Sunday, November 02, 2008

The Tour is Almost Over, Scheduling and other stuff

November 2, 2008

I am finishing up the tour and it has been a great one! Thank you all for your support. I am tired, but it has all been worth it. I am in Houston and I’ll be in San Antonio on Monday. That is my last stop, and then I am hitting Phoenix and LA on my way home for some meetings, and to see a couple of old friends. I’ll be home next weekend if all goes well. Let’s just hope the weather gods are smiling and I have decent weather all the way home.

The one thing that continues to stand out on my tours is how hung up people are about being on the set. Filmmakers still seem to think that if you’re not on the set, then you’re not making a movie. They don’t see the importance of Pre-Production.

I always say that the most important part of filmmaking is Pre-Production. If you take you time and do it right you save lots of money on your film, and things go much smoother. In my mind, this is the most important stage in making a film.

I am surprised how many people don’t know how to number a script, break out prop lists, and schedule a shoot. I am always being asked how long does it take to shoot a scene, like there is a magic formula. There isn’t. Every scene is different, depending on location, lighting, are there camera moves and what is the mood of the scene?

How tough is this for the actors? Is it a really emotional scene?

Let’s talk a bit about scheduling…

Never put the final scene, big climactic scenes, or any love scenes early in your shooting schedule if you can avoid it. These scenes are always tough to shoot from an acting standpoint. There's nothing worse than throwing two actors into a love scene early on, and saying, "Okay, take your clothes off in front of strangers and start making love!" It's not going to be a very good scene. Also, if a couple of characters are going to have a major fight with each other, give them time to get into rhythm and character on the set before you demand that they emote their brains out.

Your crew is still getting to know how each other works, and you haven't set up a good working pace yet. Get the cast and crew comfortable with each other before the really tough scenes.

Don't be afraid to have a "closed" set when doing intense scenes. By "closed," I mean only the people who are absolutely necessary. Get other cast and crew members away from where you're actually shooting. You don't want any extra distractions for your actors while they're working on a scene that is uncomfortable for them. This usually happens with love scenes or anything with nudity. Just close the set. Your actors will thank you. Sometimes people not in the scene will be pissed. That's okay, any cast or crew person who gets pissed about a closed set because of nudity shouldn't be there in the first place.

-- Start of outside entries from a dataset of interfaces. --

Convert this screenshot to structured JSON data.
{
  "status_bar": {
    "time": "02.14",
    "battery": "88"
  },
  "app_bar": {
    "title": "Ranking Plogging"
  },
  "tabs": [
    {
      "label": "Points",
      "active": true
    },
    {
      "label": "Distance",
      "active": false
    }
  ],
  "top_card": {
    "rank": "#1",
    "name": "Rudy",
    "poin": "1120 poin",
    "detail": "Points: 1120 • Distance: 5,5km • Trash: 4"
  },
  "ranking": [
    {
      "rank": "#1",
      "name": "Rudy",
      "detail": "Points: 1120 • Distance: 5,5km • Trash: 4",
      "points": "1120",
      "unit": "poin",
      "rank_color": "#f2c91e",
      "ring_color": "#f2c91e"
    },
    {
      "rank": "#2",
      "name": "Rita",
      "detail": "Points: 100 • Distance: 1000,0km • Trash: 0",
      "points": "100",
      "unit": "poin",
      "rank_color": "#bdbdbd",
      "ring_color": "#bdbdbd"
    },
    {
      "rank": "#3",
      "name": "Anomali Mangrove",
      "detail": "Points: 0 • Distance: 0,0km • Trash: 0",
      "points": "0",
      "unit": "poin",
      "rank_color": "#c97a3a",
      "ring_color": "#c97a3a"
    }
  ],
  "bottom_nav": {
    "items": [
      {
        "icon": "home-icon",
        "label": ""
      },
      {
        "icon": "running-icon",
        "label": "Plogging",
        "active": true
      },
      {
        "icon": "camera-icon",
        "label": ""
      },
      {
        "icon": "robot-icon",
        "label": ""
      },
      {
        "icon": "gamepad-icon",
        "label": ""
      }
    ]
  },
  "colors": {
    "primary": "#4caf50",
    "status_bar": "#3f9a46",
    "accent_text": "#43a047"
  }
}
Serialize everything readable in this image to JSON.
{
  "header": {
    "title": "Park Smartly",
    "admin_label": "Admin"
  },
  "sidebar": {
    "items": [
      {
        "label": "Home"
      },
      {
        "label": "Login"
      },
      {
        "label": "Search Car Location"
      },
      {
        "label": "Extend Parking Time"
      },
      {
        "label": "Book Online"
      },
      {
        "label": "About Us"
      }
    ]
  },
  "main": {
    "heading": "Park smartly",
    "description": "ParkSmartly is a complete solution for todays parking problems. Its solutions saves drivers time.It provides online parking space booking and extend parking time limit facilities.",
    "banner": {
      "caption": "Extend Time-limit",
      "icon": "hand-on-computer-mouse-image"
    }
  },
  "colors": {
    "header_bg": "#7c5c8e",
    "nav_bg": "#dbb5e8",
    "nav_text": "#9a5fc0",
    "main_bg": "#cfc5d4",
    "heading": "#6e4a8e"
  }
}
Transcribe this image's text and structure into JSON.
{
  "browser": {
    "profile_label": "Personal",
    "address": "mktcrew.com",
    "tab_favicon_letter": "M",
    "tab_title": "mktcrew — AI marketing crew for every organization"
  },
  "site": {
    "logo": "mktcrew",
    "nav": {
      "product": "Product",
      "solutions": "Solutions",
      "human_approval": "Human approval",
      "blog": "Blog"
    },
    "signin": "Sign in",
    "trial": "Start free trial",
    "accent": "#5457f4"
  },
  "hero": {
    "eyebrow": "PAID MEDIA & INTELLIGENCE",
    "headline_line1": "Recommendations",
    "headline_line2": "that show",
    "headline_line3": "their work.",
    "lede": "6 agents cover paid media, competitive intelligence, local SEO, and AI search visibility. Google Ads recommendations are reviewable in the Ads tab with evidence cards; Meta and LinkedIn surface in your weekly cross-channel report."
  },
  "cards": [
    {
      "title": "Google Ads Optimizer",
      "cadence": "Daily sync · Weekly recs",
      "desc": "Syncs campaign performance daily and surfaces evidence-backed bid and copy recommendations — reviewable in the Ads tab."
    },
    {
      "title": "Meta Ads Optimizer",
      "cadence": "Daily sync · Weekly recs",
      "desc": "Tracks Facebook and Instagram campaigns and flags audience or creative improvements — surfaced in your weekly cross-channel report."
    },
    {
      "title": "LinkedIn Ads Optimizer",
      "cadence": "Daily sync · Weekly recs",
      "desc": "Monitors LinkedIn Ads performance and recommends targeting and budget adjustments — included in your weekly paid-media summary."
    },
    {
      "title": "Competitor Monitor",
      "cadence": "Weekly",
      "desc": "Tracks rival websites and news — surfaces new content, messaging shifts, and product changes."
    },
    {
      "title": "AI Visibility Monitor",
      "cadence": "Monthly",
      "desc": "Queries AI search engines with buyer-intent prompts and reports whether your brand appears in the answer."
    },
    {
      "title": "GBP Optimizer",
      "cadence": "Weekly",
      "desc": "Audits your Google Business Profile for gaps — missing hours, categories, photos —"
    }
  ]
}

On big movies, other people always do the script breakdown. Assistant directors, some producers or production coordinators. Well, you can't afford that. So get used to doing it yourself. I always work with my DP (Randy Timmerman) because from a photographic standpoint, he knows how long it's going to take to light and shoot various scenes, how fast his crew can move, and what scenes can be lumped together for efficiency. Randy has a great feel for this sort of thing. I keep in mind the order of the scenes, and how tough they will be on the cast, I want to get the most out of the actors. Start small and work up as everyone gets more comfortable working together.

The best way to figure this out is to make short films first. Making short films gives you the experience to know how long it will take to shoot scenes. And most of the time you never figure it out perfectly. Then you adjust your schedule as you shoot. If you are working with an experienced DP, AD, or Production Manager have them work with you on the schedule. And listen to them.

We’ll talk more about scheduling at some other time, I need to get back on the road.

Don’t forget to VOTE!

Other stuff…

I will be posting some Holiday Specials soon on my web site so keep your eyes open for that. The work books are selling very well, isn’t it time you picked up a couple?

Film Baby ( is a sponsor on this tour. If you haven’t checked out their site and their services, you need to do it. They are a great group of people dedicated to helping you get your films out. Also check out my other sponsors, Pollard Design (, Zoom Studio (, The Indy Film Co-op ( and Cheezy Flicks ( All great people and great companies.

The first two Workshop DVDs are up on my site,, (and Film Baby’s). They are selling pretty well out here on the road.

See you on the road.

Talk later.



Post a Comment

<< Home